If you would like to read the other two parts of this series, Part #1 - The Industry and Part #2 - the Contract
You can get details on all of this in a booklet called "Projects Done Right" put out by the Canadian Home Builder's Association which you can locate at www.HiringAContractor.com.
HISTORY: What is the history of this renovation company? How many years have they been in business? How did they get started? You are looking for stability and reputation.
SPECIALTY: What services do they specialise in? Let them tell you. If you ask if they specialise in what you are looking for, most all of them will say yes. You want people to work on your job that have done this same kind of work before.
EXPERIENCE: Has this company done work that is similar to yours? This is just another tack on the first two questions. You will begin to see if they are consistent in their answers.
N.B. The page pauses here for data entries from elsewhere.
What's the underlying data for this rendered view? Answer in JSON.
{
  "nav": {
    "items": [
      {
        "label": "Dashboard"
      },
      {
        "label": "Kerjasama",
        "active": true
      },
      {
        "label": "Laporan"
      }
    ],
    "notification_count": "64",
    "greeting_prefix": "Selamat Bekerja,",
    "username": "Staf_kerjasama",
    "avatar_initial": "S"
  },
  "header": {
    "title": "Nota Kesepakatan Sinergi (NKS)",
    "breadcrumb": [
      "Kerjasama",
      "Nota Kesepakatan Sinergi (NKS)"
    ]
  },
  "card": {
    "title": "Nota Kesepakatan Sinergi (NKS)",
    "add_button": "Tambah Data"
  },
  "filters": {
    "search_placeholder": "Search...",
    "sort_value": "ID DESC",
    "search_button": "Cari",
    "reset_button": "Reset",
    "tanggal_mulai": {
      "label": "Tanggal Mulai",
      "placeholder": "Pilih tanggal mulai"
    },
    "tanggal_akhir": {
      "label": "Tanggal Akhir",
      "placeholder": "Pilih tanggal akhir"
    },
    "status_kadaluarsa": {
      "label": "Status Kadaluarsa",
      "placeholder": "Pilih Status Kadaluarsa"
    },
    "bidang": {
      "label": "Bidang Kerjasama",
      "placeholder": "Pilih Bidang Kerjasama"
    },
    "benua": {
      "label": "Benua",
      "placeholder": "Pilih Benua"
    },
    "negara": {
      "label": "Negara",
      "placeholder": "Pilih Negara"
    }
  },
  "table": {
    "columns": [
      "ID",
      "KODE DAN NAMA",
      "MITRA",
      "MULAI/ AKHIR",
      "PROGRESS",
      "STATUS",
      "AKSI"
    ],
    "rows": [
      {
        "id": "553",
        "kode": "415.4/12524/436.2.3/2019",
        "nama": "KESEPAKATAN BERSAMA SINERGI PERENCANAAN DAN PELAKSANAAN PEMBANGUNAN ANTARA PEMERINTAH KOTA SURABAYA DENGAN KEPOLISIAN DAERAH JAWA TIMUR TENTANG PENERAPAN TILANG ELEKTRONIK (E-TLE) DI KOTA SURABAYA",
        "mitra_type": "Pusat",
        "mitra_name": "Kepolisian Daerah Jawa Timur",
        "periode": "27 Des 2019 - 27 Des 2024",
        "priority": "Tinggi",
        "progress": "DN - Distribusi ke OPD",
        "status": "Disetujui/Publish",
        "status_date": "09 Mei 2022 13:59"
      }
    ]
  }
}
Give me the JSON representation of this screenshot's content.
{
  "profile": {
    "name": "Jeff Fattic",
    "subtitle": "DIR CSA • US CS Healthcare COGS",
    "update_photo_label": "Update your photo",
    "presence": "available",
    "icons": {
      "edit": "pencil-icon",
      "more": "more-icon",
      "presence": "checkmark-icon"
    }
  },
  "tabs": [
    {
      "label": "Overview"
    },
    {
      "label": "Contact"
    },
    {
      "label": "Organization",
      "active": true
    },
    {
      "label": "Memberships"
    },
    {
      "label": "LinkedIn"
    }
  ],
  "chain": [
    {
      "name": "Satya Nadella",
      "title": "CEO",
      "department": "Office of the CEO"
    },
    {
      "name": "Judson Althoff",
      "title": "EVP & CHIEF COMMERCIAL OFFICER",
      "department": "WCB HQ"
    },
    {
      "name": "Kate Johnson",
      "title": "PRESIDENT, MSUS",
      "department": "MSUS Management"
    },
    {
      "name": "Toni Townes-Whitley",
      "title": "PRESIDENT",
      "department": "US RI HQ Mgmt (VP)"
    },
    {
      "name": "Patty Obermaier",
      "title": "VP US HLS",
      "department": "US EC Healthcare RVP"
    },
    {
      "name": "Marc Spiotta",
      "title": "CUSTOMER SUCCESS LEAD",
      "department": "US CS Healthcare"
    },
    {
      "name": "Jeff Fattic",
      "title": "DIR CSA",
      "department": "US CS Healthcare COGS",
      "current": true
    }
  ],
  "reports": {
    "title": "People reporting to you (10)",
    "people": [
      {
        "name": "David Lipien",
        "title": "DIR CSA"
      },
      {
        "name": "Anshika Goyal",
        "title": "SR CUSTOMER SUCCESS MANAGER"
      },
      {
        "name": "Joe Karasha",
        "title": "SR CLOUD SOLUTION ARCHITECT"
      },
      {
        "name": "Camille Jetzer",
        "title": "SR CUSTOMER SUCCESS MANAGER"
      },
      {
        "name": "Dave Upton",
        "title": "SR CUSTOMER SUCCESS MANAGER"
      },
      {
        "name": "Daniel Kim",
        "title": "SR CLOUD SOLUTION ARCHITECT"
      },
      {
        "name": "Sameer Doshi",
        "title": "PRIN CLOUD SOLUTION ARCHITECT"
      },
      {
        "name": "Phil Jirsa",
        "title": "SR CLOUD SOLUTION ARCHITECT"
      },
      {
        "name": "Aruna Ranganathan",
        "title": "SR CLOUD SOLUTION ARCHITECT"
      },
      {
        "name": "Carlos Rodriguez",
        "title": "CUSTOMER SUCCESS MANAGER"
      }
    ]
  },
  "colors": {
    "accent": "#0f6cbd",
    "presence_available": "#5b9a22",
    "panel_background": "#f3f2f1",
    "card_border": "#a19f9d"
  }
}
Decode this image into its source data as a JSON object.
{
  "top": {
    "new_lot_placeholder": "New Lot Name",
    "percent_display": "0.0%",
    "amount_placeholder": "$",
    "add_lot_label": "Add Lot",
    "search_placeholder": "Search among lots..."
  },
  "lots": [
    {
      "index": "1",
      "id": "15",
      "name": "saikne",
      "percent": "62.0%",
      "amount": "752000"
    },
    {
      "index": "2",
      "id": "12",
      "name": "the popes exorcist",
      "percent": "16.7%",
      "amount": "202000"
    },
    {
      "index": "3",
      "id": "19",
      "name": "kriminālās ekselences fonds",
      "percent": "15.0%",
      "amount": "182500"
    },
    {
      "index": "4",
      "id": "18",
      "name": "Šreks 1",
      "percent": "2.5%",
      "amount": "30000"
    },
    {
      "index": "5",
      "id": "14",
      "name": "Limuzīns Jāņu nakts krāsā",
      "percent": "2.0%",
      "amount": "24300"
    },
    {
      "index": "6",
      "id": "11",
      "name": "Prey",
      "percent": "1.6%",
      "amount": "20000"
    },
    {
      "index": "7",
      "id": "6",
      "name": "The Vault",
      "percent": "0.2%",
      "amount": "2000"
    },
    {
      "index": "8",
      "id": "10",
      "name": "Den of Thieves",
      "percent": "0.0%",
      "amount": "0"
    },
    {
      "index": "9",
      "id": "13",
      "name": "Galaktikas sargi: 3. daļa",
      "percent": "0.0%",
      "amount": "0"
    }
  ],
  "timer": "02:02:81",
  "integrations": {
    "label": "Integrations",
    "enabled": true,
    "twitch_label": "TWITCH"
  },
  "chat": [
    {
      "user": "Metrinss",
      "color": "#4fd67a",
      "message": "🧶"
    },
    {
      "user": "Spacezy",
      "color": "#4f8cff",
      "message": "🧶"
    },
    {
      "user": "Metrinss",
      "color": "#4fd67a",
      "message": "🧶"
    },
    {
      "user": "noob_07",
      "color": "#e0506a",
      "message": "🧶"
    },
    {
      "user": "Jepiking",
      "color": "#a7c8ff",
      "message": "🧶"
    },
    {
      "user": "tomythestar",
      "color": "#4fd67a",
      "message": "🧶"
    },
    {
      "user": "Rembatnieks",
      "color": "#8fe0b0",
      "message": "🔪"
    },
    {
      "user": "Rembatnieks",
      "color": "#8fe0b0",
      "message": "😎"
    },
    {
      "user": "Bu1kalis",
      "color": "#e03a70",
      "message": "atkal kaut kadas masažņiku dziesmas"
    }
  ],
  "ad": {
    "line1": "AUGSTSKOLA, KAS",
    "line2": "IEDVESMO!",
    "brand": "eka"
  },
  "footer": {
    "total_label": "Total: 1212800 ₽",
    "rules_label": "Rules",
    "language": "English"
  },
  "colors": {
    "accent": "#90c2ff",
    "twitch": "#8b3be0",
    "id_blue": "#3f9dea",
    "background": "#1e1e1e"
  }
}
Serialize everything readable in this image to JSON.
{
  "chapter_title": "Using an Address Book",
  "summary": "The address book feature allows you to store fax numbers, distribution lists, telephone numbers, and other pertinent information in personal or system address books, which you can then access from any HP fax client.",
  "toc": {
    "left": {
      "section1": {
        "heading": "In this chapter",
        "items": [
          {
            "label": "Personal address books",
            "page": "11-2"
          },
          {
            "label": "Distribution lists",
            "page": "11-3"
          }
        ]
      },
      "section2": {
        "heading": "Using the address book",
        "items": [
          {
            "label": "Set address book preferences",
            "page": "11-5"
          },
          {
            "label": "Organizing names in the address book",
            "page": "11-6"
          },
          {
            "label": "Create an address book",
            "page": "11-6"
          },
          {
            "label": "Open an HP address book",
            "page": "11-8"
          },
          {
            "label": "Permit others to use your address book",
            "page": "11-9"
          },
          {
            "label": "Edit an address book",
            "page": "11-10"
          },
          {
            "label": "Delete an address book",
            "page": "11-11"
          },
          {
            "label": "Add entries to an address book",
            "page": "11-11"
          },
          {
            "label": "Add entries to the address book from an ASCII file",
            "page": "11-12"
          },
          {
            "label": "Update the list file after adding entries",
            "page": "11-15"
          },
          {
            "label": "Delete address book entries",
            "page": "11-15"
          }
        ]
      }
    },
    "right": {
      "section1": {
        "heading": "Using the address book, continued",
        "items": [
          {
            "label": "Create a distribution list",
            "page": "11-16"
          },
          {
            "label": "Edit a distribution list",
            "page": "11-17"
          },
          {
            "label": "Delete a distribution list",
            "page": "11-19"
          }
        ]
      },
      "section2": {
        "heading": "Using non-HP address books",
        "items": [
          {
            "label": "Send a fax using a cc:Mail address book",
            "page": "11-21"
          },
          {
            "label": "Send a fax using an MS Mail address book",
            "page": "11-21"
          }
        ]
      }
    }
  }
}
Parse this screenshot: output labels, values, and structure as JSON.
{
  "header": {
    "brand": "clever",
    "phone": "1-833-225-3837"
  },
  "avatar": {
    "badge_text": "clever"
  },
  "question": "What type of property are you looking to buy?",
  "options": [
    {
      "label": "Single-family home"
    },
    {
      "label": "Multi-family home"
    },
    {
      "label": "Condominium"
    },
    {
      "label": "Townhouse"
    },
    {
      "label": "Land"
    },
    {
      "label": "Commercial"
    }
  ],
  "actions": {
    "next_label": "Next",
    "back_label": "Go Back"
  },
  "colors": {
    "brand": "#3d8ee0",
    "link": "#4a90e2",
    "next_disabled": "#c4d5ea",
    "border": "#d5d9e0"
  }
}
REFERENCES: Ask them if they will supply references for similar work to yours. They probably won't give the actual references until after a first meeting, but you need to see if they hedge on this one now. Do call the references, most people don't and some contractors have been known to give false references or even references of real clients who hate them -- they count on you not calling. If you found a really good contractor, you would be happy to talk with their next customer to set them at ease.
PROTECTION: Do they carry liability insurance & worker's compensation. Will they provide proof of this at your first meeting? If they don't have it, you are "liable" for a lot more risk that you might imagine.
GUARANTEE: Will they provide you with a written warranty for both products installed and the workmanship?
CONTINUITY: Will the same worker(s) who start your job, finish your job? The best assurance of this one comes from checking those references.
INTEGRITY: Are they willing to quote a price over the phone? A price over the phone is not a good sign, although a ballpark range could be legitimate. If they haven't looked at your house, seen the level of quality you have in the rest of the house, spotted unique difficulties, discussed alternatives with you, how can they possibly give you a good price. Either they will shoot way high to give them room to move, or they will stick to their price and cut in the quality to meet your dollar expectations. Only knowing both you and the job can a contractor price what you really want done.
DEEPEN YOUR UNDERSTANDING: You can actually learn a lot by comparring two or three contractors. If you don't really understand their differences simply sit down with each of them and ask them to explain their recommendations comparred to the recommendations of another contractors. You don't need to name them to each other -- but share the plan of the other. They may both be good, just different approaches -- or this comparrison may reveil that one of them missed something. In either case you learn a great deal about your house, and they have to play a sharper game.
THE BOTTOM LINE PRICE: The final price is of course important, but look beyond that before making your final decision. A poor job always ends up costing more than the price on the contract; either in constant call-backs, or having to contract subsequent work to really complete the job.
ASKING THE REALLY HARD QUESTIONS
Paul Grizenko is a Montreal roofer and roofing consultant whom, I have discovered, follows the same principles that I do in insisting on looking at any problem as part of a whole system. I really want to share and support his comments made on one problem we worked on together.
You may want to do a segment on the consumer's lack of understanding that having an contractor's license is not necessarily a sign of competence. Mrs. X and her husband put too much credence in the fact that the contractors were licensed which meant (to them) that they were competent. As I pointed out to her, if someone wants to sell her a solution, she should be asking each contractor the following:
1. What is the source problem?
2. How do you know that this is a problem?
3. How do you know that other possibilities for explaining the symptoms aren't applicable?
4. How is the solution going to address the problem?
5. What are the possible unintended consequences of the solution?
6. Who else has had this problem, and had your solution applied?
7. What are the guarantees if the solution doesn't fix the problem?
That is called looking for a contractor who is not only competent but who understands the house as a system and takes responsibility for his actions. If fixing one problem only creates another, you are not getting ahead.
You may like to read the other two parts of this series; Part #1 - The Industry and Part #2 - the Contract